Running chkdsk may also help repair any file system errors on the drive. To do this, open the Command Prompt as Administrator and type “chkdsk x: /f” where x is the drive letter.

If the drive has corrupted system files, you can attempt to repair the Master Boot Record. From the Command Prompt, type “bootrec /fixmbr” to rewrite the MBR code.

For severe corruption, you may need to reformat the external hard drive completely. This will erase all data, so try other options first or recover important files. In Disk Management, right-click the disk and select Format.

As a last resort, you can contact a disk recovery service to attempt restoring lost data, but this can be expensive.

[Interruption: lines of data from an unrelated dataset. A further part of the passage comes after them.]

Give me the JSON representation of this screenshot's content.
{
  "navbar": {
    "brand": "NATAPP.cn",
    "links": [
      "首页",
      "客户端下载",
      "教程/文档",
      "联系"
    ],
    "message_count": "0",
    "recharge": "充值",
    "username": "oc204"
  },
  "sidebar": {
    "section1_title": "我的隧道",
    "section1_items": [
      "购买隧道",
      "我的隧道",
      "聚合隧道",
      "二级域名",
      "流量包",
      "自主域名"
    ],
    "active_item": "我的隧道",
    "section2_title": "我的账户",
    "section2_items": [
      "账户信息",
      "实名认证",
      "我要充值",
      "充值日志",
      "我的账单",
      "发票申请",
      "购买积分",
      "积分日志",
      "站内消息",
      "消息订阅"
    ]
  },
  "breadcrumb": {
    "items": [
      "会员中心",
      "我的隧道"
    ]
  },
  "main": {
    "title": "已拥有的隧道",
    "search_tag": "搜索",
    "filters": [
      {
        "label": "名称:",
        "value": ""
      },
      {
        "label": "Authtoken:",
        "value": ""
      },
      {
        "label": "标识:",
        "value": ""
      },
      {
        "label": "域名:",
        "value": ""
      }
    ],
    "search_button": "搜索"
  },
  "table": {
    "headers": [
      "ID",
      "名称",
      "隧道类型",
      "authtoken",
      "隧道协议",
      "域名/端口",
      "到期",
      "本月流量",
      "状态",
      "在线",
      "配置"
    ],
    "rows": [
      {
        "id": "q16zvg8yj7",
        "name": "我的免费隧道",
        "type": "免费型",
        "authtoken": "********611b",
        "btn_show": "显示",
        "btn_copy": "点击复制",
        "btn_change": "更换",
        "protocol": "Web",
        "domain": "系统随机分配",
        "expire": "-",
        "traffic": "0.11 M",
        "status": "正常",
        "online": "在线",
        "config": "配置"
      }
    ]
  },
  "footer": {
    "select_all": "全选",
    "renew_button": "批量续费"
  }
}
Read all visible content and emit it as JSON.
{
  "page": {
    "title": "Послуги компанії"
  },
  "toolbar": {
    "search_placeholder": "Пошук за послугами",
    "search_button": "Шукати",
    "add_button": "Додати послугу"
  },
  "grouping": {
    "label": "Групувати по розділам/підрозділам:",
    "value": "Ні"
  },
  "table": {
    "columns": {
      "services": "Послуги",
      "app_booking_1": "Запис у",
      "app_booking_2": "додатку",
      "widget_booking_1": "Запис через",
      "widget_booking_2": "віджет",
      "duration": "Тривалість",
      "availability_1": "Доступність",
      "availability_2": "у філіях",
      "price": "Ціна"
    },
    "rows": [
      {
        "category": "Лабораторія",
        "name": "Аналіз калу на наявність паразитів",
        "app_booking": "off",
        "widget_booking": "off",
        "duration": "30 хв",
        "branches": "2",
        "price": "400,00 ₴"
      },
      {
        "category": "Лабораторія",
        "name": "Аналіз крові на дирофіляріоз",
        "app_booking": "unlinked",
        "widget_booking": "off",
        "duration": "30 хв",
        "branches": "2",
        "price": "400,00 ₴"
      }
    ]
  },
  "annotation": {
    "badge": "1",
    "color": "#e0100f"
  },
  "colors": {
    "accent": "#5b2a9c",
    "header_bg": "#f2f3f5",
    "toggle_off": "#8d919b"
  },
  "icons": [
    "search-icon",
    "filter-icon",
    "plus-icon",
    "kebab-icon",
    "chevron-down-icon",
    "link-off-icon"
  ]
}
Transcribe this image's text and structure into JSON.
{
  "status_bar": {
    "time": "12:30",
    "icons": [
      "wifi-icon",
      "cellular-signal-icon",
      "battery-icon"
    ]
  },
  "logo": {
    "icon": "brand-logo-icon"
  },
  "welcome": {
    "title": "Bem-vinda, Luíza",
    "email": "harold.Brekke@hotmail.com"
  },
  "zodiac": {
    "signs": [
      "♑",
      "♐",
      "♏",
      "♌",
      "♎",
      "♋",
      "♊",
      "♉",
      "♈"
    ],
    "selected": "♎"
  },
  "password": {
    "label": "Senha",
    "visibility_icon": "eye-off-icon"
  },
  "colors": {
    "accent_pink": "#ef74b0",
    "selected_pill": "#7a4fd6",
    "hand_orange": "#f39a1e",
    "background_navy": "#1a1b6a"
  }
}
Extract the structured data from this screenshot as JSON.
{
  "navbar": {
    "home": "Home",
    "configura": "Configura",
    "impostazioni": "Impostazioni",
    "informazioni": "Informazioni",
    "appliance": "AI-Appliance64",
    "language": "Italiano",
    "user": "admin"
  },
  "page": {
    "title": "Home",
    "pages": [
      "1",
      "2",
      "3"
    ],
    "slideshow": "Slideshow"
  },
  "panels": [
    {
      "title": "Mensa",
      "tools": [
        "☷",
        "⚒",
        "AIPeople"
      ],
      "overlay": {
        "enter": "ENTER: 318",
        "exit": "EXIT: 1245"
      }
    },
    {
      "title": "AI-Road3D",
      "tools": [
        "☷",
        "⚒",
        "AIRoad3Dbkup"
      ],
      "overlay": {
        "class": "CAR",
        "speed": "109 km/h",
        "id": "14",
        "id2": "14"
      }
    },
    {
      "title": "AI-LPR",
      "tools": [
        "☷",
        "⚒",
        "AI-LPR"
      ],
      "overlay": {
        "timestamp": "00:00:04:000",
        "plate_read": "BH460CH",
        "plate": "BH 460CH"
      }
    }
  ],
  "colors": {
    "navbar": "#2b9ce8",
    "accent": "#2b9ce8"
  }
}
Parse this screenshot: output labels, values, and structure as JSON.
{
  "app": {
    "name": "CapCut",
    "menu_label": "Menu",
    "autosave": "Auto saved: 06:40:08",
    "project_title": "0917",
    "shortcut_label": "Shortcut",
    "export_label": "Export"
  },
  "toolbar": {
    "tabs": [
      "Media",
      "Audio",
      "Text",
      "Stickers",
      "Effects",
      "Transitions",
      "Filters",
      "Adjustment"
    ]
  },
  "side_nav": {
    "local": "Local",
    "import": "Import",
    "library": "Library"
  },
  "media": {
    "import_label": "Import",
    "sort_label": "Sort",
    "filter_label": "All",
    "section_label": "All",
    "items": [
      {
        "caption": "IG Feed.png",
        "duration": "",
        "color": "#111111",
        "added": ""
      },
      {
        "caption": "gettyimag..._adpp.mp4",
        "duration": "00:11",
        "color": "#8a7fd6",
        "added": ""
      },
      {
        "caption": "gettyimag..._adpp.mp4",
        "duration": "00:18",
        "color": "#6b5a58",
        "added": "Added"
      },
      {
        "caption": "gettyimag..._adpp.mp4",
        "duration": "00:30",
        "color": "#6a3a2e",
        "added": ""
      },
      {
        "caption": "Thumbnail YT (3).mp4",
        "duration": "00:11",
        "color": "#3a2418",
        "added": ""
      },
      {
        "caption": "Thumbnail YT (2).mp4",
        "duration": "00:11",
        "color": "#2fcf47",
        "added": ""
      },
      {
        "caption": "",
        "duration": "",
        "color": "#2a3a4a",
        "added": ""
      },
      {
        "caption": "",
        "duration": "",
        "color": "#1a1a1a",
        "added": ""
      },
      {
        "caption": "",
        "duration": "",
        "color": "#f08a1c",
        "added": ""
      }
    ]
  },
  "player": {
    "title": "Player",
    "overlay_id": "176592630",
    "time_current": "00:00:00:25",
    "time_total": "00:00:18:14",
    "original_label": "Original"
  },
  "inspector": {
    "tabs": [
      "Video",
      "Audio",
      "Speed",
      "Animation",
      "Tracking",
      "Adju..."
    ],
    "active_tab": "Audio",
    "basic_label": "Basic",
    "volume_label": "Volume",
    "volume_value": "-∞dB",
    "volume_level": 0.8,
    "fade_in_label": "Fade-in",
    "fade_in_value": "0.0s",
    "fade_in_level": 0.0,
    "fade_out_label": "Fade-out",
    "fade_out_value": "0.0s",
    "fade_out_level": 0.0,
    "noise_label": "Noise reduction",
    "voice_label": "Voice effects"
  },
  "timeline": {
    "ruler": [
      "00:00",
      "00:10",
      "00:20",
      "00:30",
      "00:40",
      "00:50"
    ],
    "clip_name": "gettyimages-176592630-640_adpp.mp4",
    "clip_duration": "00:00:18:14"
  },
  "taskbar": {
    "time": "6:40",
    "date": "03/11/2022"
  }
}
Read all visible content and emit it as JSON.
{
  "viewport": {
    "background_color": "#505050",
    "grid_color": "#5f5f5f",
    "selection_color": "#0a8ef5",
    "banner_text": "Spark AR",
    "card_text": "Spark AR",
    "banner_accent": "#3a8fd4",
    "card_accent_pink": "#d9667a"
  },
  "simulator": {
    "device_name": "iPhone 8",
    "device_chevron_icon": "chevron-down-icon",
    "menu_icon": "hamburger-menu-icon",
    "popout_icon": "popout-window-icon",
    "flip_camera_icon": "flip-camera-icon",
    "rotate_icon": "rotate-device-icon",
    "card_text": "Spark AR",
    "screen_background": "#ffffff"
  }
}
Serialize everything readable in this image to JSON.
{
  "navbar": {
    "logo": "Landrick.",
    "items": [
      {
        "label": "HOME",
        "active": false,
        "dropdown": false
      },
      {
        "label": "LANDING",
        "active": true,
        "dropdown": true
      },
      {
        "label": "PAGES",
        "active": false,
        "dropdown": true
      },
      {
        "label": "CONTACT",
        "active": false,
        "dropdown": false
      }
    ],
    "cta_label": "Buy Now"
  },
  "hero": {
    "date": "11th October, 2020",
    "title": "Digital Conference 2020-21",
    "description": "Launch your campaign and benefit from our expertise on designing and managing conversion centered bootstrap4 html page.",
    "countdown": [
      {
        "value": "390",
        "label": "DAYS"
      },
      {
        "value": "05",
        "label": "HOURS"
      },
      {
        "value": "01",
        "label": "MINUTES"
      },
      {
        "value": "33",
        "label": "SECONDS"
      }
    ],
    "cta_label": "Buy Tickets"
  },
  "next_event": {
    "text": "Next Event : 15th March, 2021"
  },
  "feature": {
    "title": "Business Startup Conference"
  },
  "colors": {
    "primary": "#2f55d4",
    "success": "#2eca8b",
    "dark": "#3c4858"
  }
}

Avoiding improper ejection from the start is the best way to prevent headaches.


In summary, it is not recommended to simply unplug an external hard drive while it is still mounted and in use by your computer. The proper way to safely disconnect an external drive is to eject it first before unplugging. This ensures any data writes have finished and caches are flushed to avoid file system corruption or data loss.

The key points to remember are:

  • Always eject the drive first through your operating system before disconnecting.
  • Avoid force ejecting or unplugging during activity like file transfers.
  • Unplugging without ejecting risks data loss or drive errors.
  • Ejecting flushes caches and writes before disconnecting.
  • Use the Safely Remove Hardware option in Windows or the Eject command on Mac.

By following proper ejection procedures, you can avoid data loss and ensure the integrity and longevity of your external hard drive. Simply unplugging without ejecting first is never recommended.